A typical patron of Mr. Deacon was “a big iron man” from the Midlands who after visiting Deacon in London would return to Lancashire with “an oil sketch of Antinous, or a sheaf of charcoal studies of Spartan youth at exercise.” [BM 8/~4]
Antinous is sometimes called “the gay god.” He was a beautiful young Bithynian Greek boy, beloved by the Roman emperor Hadrian. When Antinous drowned in the Nile in 130, Hadrian gave him the extraordinary honor of deification. As a result there were many sculptures of his beautiful body, available for sketching by an Englishman on his Italian tour.
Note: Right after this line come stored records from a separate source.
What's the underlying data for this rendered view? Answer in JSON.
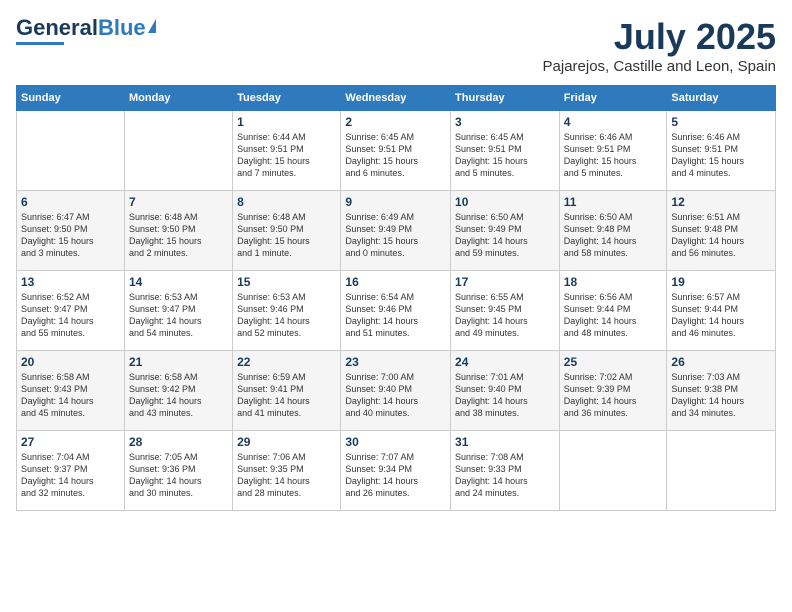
{
  "header": {
    "logo_line1": "General",
    "logo_line2": "Blue",
    "month": "July 2025",
    "location": "Pajarejos, Castille and Leon, Spain"
  },
  "weekdays": [
    "Sunday",
    "Monday",
    "Tuesday",
    "Wednesday",
    "Thursday",
    "Friday",
    "Saturday"
  ],
  "weeks": [
    [
      {
        "day": "",
        "info": ""
      },
      {
        "day": "",
        "info": ""
      },
      {
        "day": "1",
        "info": "Sunrise: 6:44 AM\nSunset: 9:51 PM\nDaylight: 15 hours\nand 7 minutes."
      },
      {
        "day": "2",
        "info": "Sunrise: 6:45 AM\nSunset: 9:51 PM\nDaylight: 15 hours\nand 6 minutes."
      },
      {
        "day": "3",
        "info": "Sunrise: 6:45 AM\nSunset: 9:51 PM\nDaylight: 15 hours\nand 5 minutes."
      },
      {
        "day": "4",
        "info": "Sunrise: 6:46 AM\nSunset: 9:51 PM\nDaylight: 15 hours\nand 5 minutes."
      },
      {
        "day": "5",
        "info": "Sunrise: 6:46 AM\nSunset: 9:51 PM\nDaylight: 15 hours\nand 4 minutes."
      }
    ],
    [
      {
        "day": "6",
        "info": "Sunrise: 6:47 AM\nSunset: 9:50 PM\nDaylight: 15 hours\nand 3 minutes."
      },
      {
        "day": "7",
        "info": "Sunrise: 6:48 AM\nSunset: 9:50 PM\nDaylight: 15 hours\nand 2 minutes."
      },
      {
        "day": "8",
        "info": "Sunrise: 6:48 AM\nSunset: 9:50 PM\nDaylight: 15 hours\nand 1 minute."
      },
      {
        "day": "9",
        "info": "Sunrise: 6:49 AM\nSunset: 9:49 PM\nDaylight: 15 hours\nand 0 minutes."
      },
      {
        "day": "10",
        "info": "Sunrise: 6:50 AM\nSunset: 9:49 PM\nDaylight: 14 hours\nand 59 minutes."
      },
      {
        "day": "11",
        "info": "Sunrise: 6:50 AM\nSunset: 9:48 PM\nDaylight: 14 hours\nand 58 minutes."
      },
      {
        "day": "12",
        "info": "Sunrise: 6:51 AM\nSunset: 9:48 PM\nDaylight: 14 hours\nand 56 minutes."
      }
    ],
    [
      {
        "day": "13",
        "info": "Sunrise: 6:52 AM\nSunset: 9:47 PM\nDaylight: 14 hours\nand 55 minutes."
      },
      {
        "day": "14",
        "info": "Sunrise: 6:53 AM\nSunset: 9:47 PM\nDaylight: 14 hours\nand 54 minutes."
      },
      {
        "day": "15",
        "info": "Sunrise: 6:53 AM\nSunset: 9:46 PM\nDaylight: 14 hours\nand 52 minutes."
      },
      {
        "day": "16",
        "info": "Sunrise: 6:54 AM\nSunset: 9:46 PM\nDaylight: 14 hours\nand 51 minutes."
      },
      {
        "day": "17",
        "info": "Sunrise: 6:55 AM\nSunset: 9:45 PM\nDaylight: 14 hours\nand 49 minutes."
      },
      {
        "day": "18",
        "info": "Sunrise: 6:56 AM\nSunset: 9:44 PM\nDaylight: 14 hours\nand 48 minutes."
      },
      {
        "day": "19",
        "info": "Sunrise: 6:57 AM\nSunset: 9:44 PM\nDaylight: 14 hours\nand 46 minutes."
      }
    ],
    [
      {
        "day": "20",
        "info": "Sunrise: 6:58 AM\nSunset: 9:43 PM\nDaylight: 14 hours\nand 45 minutes."
      },
      {
        "day": "21",
        "info": "Sunrise: 6:58 AM\nSunset: 9:42 PM\nDaylight: 14 hours\nand 43 minutes."
      },
      {
        "day": "22",
        "info": "Sunrise: 6:59 AM\nSunset: 9:41 PM\nDaylight: 14 hours\nand 41 minutes."
      },
      {
        "day": "23",
        "info": "Sunrise: 7:00 AM\nSunset: 9:40 PM\nDaylight: 14 hours\nand 40 minutes."
      },
      {
        "day": "24",
        "info": "Sunrise: 7:01 AM\nSunset: 9:40 PM\nDaylight: 14 hours\nand 38 minutes."
      },
      {
        "day": "25",
        "info": "Sunrise: 7:02 AM\nSunset: 9:39 PM\nDaylight: 14 hours\nand 36 minutes."
      },
      {
        "day": "26",
        "info": "Sunrise: 7:03 AM\nSunset: 9:38 PM\nDaylight: 14 hours\nand 34 minutes."
      }
    ],
    [
      {
        "day": "27",
        "info": "Sunrise: 7:04 AM\nSunset: 9:37 PM\nDaylight: 14 hours\nand 32 minutes."
      },
      {
        "day": "28",
        "info": "Sunrise: 7:05 AM\nSunset: 9:36 PM\nDaylight: 14 hours\nand 30 minutes."
      },
      {
        "day": "29",
        "info": "Sunrise: 7:06 AM\nSunset: 9:35 PM\nDaylight: 14 hours\nand 28 minutes."
      },
      {
        "day": "30",
        "info": "Sunrise: 7:07 AM\nSunset: 9:34 PM\nDaylight: 14 hours\nand 26 minutes."
      },
      {
        "day": "31",
        "info": "Sunrise: 7:08 AM\nSunset: 9:33 PM\nDaylight: 14 hours\nand 24 minutes."
      },
      {
        "day": "",
        "info": ""
      },
      {
        "day": "",
        "info": ""
      }
    ]
  ]
}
By the late nineteenth century his homoerotic beauty was a passing metaphor in three of Oscar Wilde’s works and JA Symonds devoted a chapter to him in his Sketches And Studies In Italy and Greece (1879). Symonds quotes Shelley, who in his The Colliseum, A Fragment of a Romance, written about 1819, described statutes of Antinous as showing “eager and impassioned tenderness” and “effeminate sullenness of the eye.”
We show here a charcoal nude by John Singer Sergeant, quite a bit more sophisticated than his teenage doodle of Antinous; however, we have not found charcoal sketches of Spartan youth from Mr. Deacon’s era, and he would not have approved of Degas, at least not of his later work, but this painting of the Spartan girls urging the Spartan boys to wrestle illustrates an implication about Mr. Deacon’s patrons: we think the big iron man came to London for more than just art.